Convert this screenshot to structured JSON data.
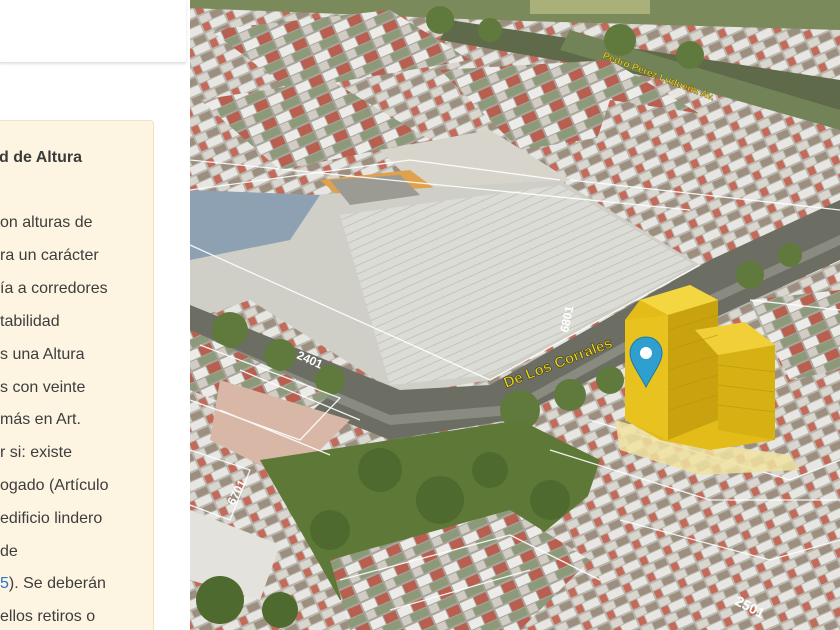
{
  "sidebar": {
    "section_title": "d de Altura",
    "lines": [
      "on alturas de",
      "ra un carácter",
      "ía a corredores",
      "tabilidad",
      "s una Altura",
      "s con veinte",
      "más en Art.",
      "r si: existe",
      "ogado (Artículo",
      "edificio lindero",
      "de"
    ],
    "last_line_link": "5",
    "last_line_text": "). Se deberán",
    "final_line": "ellos retiros o"
  },
  "map": {
    "street_name": "De Los Corrales",
    "street_top": "Pedro Pérez Ludueña Av.",
    "numbers": {
      "n2401": "2401",
      "n6801": "6801",
      "n6701": "6701",
      "n2501": "2501"
    },
    "colors": {
      "highlight_building": "#e3bc1a",
      "marker": "#2f9fd0",
      "street_label": "#e9d21c"
    },
    "marker_icon": "map-pin-icon"
  }
}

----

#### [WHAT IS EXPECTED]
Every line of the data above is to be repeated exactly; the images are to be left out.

#### [ANSWER]
Convert this screenshot to structured JSON data.
{
  "sidebar": {
    "section_title": "d de Altura",
    "lines": [
      "on alturas de",
      "ra un carácter",
      "ía a corredores",
      "tabilidad",
      "s una Altura",
      "s con veinte",
      "más en Art.",
      "r si: existe",
      "ogado (Artículo",
      "edificio lindero",
      "de"
    ],
    "last_line_link": "5",
    "last_line_text": "). Se deberán",
    "final_line": "ellos retiros o"
  },
  "map": {
    "street_name": "De Los Corrales",
    "street_top": "Pedro Pérez Ludueña Av.",
    "numbers": {
      "n2401": "2401",
      "n6801": "6801",
      "n6701": "6701",
      "n2501": "2501"
    },
    "colors": {
      "highlight_building": "#e3bc1a",
      "marker": "#2f9fd0",
      "street_label": "#e9d21c"
    },
    "marker_icon": "map-pin-icon"
  }
}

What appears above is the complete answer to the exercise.